EXERCISE AIM | Find the lines below that contain the word "JSON" and count them. Only the number should be given.
** EXTRACTED ENTRIES follows **
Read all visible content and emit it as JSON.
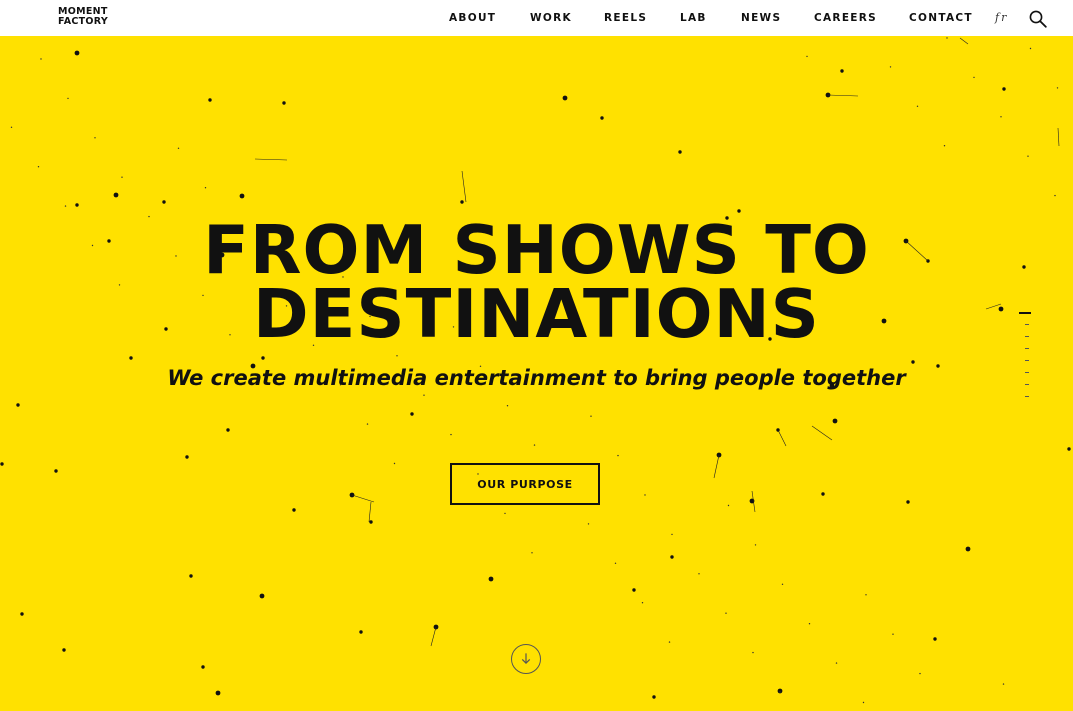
{
  "header": {
    "logo_line1": "MOMENT",
    "logo_line2": "FACTORY",
    "nav": [
      {
        "label": "ABOUT"
      },
      {
        "label": "WORK"
      },
      {
        "label": "REELS"
      },
      {
        "label": "LAB"
      },
      {
        "label": "NEWS"
      },
      {
        "label": "CAREERS"
      },
      {
        "label": "CONTACT"
      }
    ],
    "lang_toggle": "fr",
    "search_icon": "search-icon"
  },
  "hero": {
    "headline_line1": "FROM SHOWS TO",
    "headline_line2": "DESTINATIONS",
    "subtitle": "We create multimedia entertainment to bring people together",
    "cta_label": "OUR PURPOSE",
    "scroll_icon": "arrow-down-circle-icon",
    "section_indicator_count": 8,
    "active_section": 1
  },
  "colors": {
    "background": "#ffe100",
    "header": "#ffffff",
    "text": "#111111"
  }
}
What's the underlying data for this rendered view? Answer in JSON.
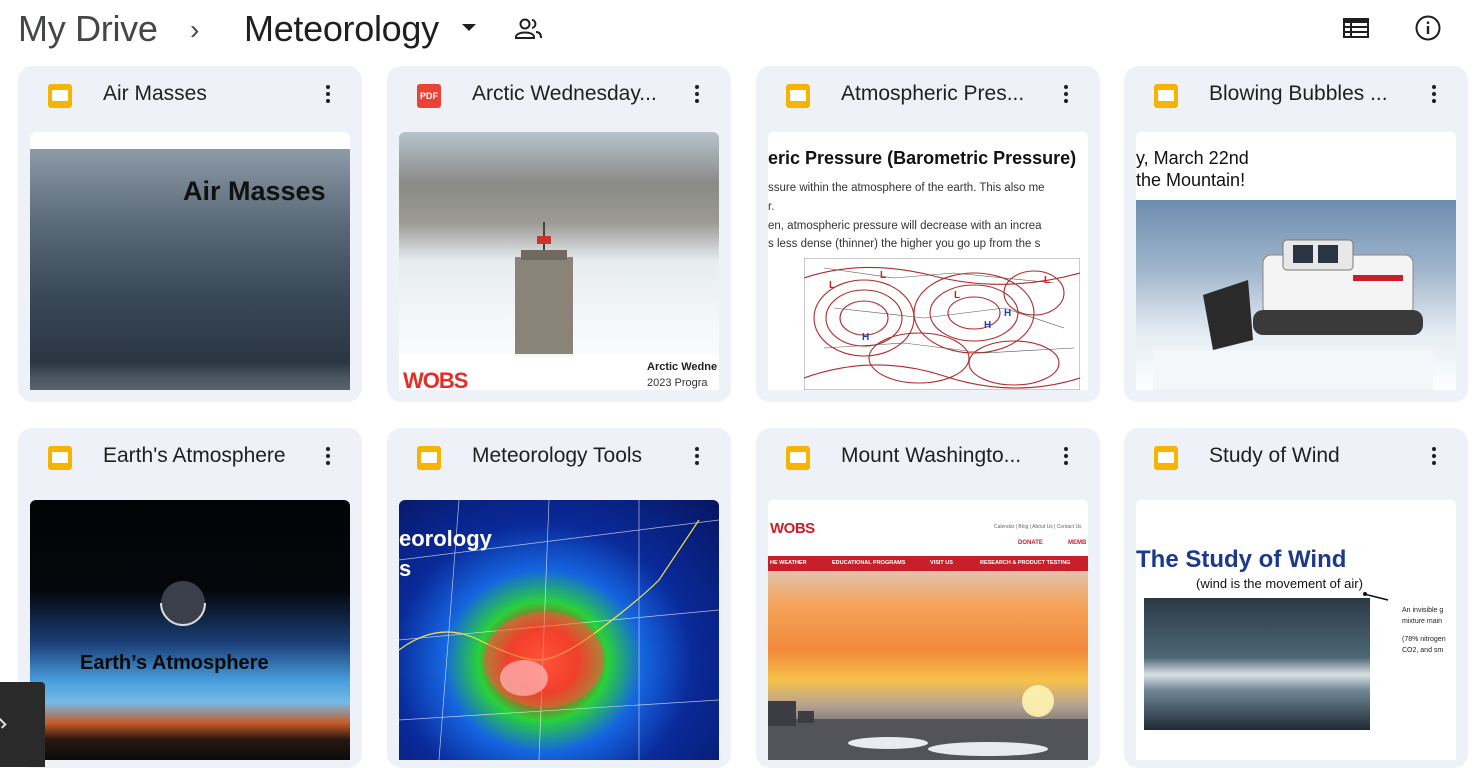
{
  "breadcrumb": {
    "root": "My Drive",
    "separator": "›",
    "current": "Meteorology"
  },
  "icons": {
    "shared": "people-icon",
    "view_toggle": "list-view-icon",
    "info": "info-icon",
    "slides": "slides-file-icon",
    "pdf": "pdf-file-icon",
    "more": "more-vert-icon"
  },
  "colors": {
    "card_bg": "#eef2f8",
    "slides": "#f5b400",
    "pdf": "#ea4335"
  },
  "files": [
    {
      "name": "Air Masses",
      "type": "slides",
      "thumb_title": "Air Masses"
    },
    {
      "name": "Arctic Wednesday...",
      "type": "pdf",
      "pdf_label": "PDF",
      "thumb_logo": "WOBS",
      "thumb_caption1": "Arctic Wedne",
      "thumb_caption2": "2023 Progra"
    },
    {
      "name": "Atmospheric Pres...",
      "type": "slides",
      "thumb_title": "eric Pressure (Barometric Pressure)",
      "thumb_line1": "ssure within the atmosphere of the earth. This also me",
      "thumb_line2": "r.",
      "thumb_line3": "en, atmospheric pressure will decrease with an increa",
      "thumb_line4": "s less dense (thinner) the higher you go up from the s"
    },
    {
      "name": "Blowing Bubbles ...",
      "type": "slides",
      "thumb_line1": "y, March 22nd",
      "thumb_line2": "the Mountain!"
    },
    {
      "name": "Earth's Atmosphere",
      "type": "slides",
      "thumb_title": "Earth’s Atmosphere"
    },
    {
      "name": "Meteorology Tools",
      "type": "slides",
      "thumb_title1": "eorology",
      "thumb_title2": "s"
    },
    {
      "name": "Mount Washingto...",
      "type": "slides",
      "thumb_logo": "WOBS",
      "thumb_nav": [
        "HE WEATHER",
        "EDUCATIONAL PROGRAMS",
        "VISIT US",
        "RESEARCH & PRODUCT TESTING"
      ],
      "thumb_donate": "DONATE",
      "thumb_member": "MEMB",
      "thumb_toplinks": "Calendar | Blog | About Us | Contact Us"
    },
    {
      "name": "Study of Wind",
      "type": "slides",
      "thumb_title": "The Study of Wind",
      "thumb_subtitle": "(wind is the movement of air)",
      "thumb_side1": "An invisible g",
      "thumb_side2": "mixture main",
      "thumb_side3": "(78% nitrogen",
      "thumb_side4": "CO2, and sm"
    }
  ]
}
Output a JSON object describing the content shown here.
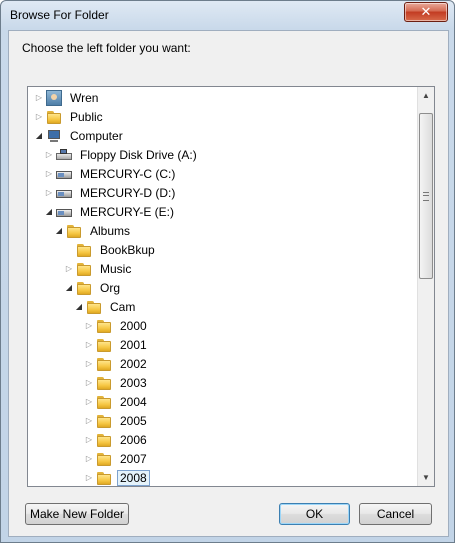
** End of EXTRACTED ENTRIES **
TASK ANSWER | 3